──────── Provided material

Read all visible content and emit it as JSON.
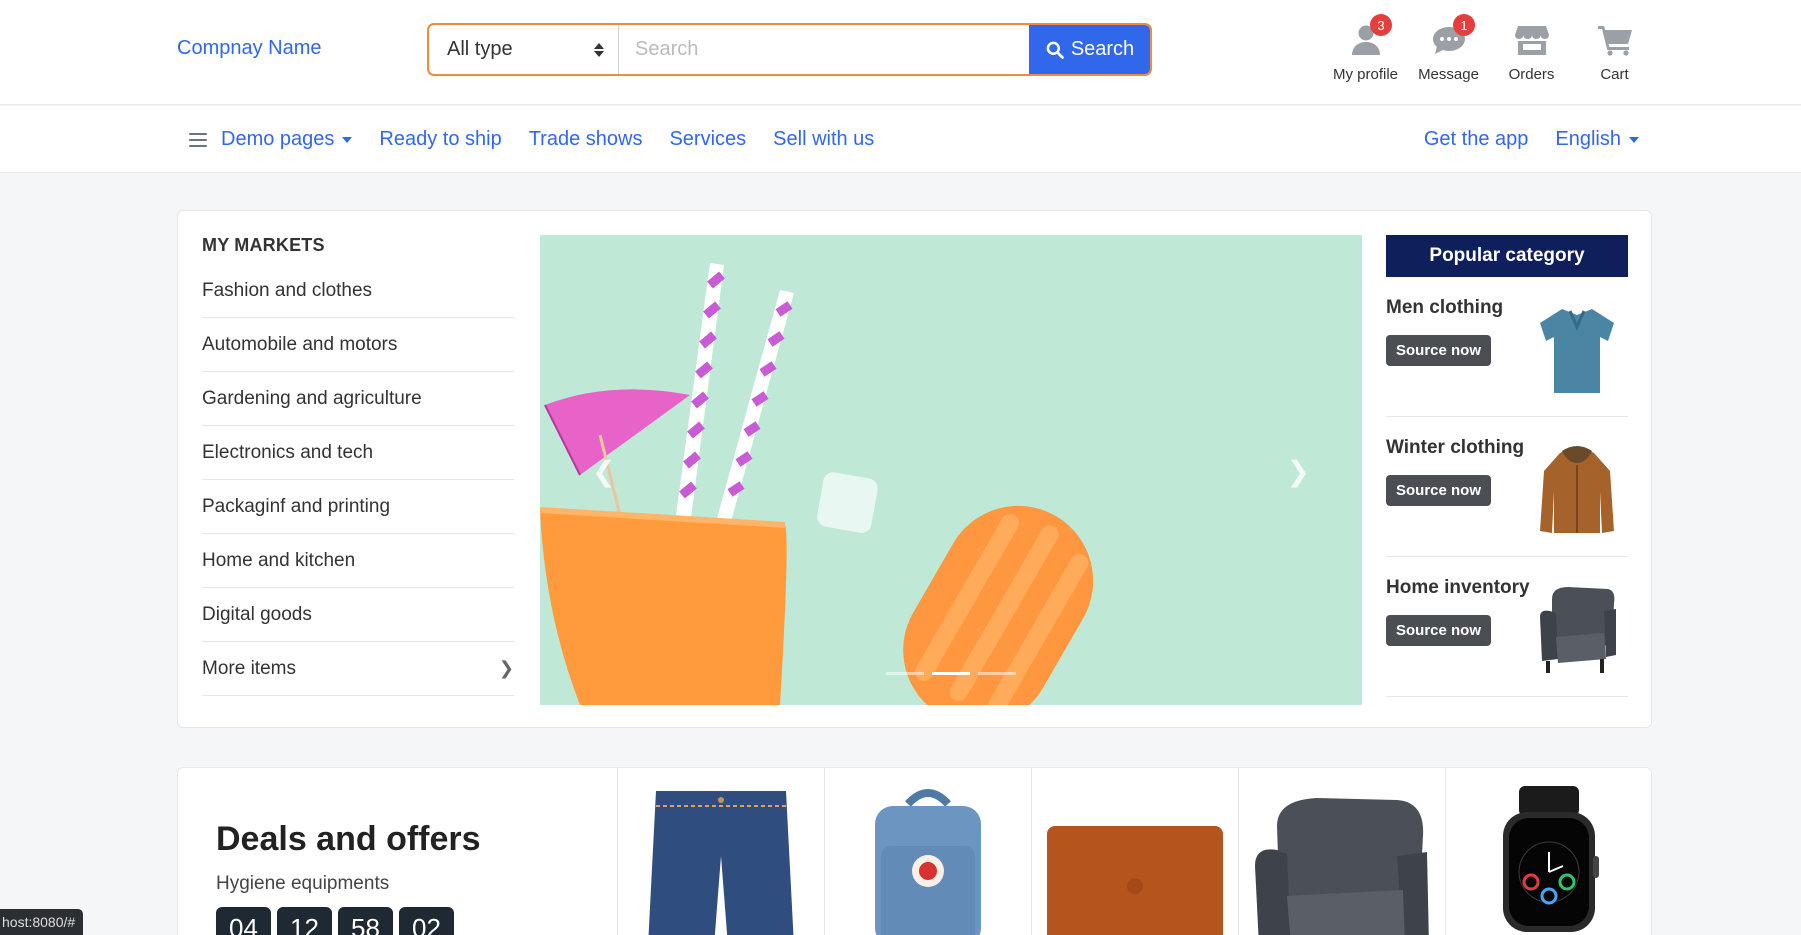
{
  "header": {
    "brand": "Compnay Name",
    "search": {
      "type_value": "All type",
      "placeholder": "Search",
      "button_label": "Search"
    },
    "widgets": [
      {
        "label": "My profile",
        "icon": "user-icon",
        "badge": "3"
      },
      {
        "label": "Message",
        "icon": "message-icon",
        "badge": "1"
      },
      {
        "label": "Orders",
        "icon": "store-icon",
        "badge": ""
      },
      {
        "label": "Cart",
        "icon": "cart-icon",
        "badge": ""
      }
    ]
  },
  "nav": {
    "demo_pages": "Demo pages",
    "ready_to_ship": "Ready to ship",
    "trade_shows": "Trade shows",
    "services": "Services",
    "sell_with_us": "Sell with us",
    "get_the_app": "Get the app",
    "language": "English"
  },
  "markets": {
    "heading": "MY MARKETS",
    "items": [
      "Fashion and clothes",
      "Automobile and motors",
      "Gardening and agriculture",
      "Electronics and tech",
      "Packaginf and printing",
      "Home and kitchen",
      "Digital goods",
      "More items"
    ]
  },
  "slider": {
    "slide_count": 3,
    "active_index": 1
  },
  "popular": {
    "heading": "Popular category",
    "items": [
      {
        "title": "Men clothing",
        "button": "Source now"
      },
      {
        "title": "Winter clothing",
        "button": "Source now"
      },
      {
        "title": "Home inventory",
        "button": "Source now"
      }
    ]
  },
  "deals": {
    "title": "Deals and offers",
    "subtitle": "Hygiene equipments",
    "timer": [
      "04",
      "12",
      "58",
      "02"
    ]
  },
  "status_bar": "host:8080/#",
  "colors": {
    "accent": "#3167eb",
    "navy": "#0f1f5c",
    "badge": "#e53e3e",
    "search_border": "#f08a3c"
  }
}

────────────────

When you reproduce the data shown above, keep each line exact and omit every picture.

Read all visible content and emit it as JSON.
{
  "header": {
    "brand": "Compnay Name",
    "search": {
      "type_value": "All type",
      "placeholder": "Search",
      "button_label": "Search"
    },
    "widgets": [
      {
        "label": "My profile",
        "icon": "user-icon",
        "badge": "3"
      },
      {
        "label": "Message",
        "icon": "message-icon",
        "badge": "1"
      },
      {
        "label": "Orders",
        "icon": "store-icon",
        "badge": ""
      },
      {
        "label": "Cart",
        "icon": "cart-icon",
        "badge": ""
      }
    ]
  },
  "nav": {
    "demo_pages": "Demo pages",
    "ready_to_ship": "Ready to ship",
    "trade_shows": "Trade shows",
    "services": "Services",
    "sell_with_us": "Sell with us",
    "get_the_app": "Get the app",
    "language": "English"
  },
  "markets": {
    "heading": "MY MARKETS",
    "items": [
      "Fashion and clothes",
      "Automobile and motors",
      "Gardening and agriculture",
      "Electronics and tech",
      "Packaginf and printing",
      "Home and kitchen",
      "Digital goods",
      "More items"
    ]
  },
  "slider": {
    "slide_count": 3,
    "active_index": 1
  },
  "popular": {
    "heading": "Popular category",
    "items": [
      {
        "title": "Men clothing",
        "button": "Source now"
      },
      {
        "title": "Winter clothing",
        "button": "Source now"
      },
      {
        "title": "Home inventory",
        "button": "Source now"
      }
    ]
  },
  "deals": {
    "title": "Deals and offers",
    "subtitle": "Hygiene equipments",
    "timer": [
      "04",
      "12",
      "58",
      "02"
    ]
  },
  "status_bar": "host:8080/#",
  "colors": {
    "accent": "#3167eb",
    "navy": "#0f1f5c",
    "badge": "#e53e3e",
    "search_border": "#f08a3c"
  }
}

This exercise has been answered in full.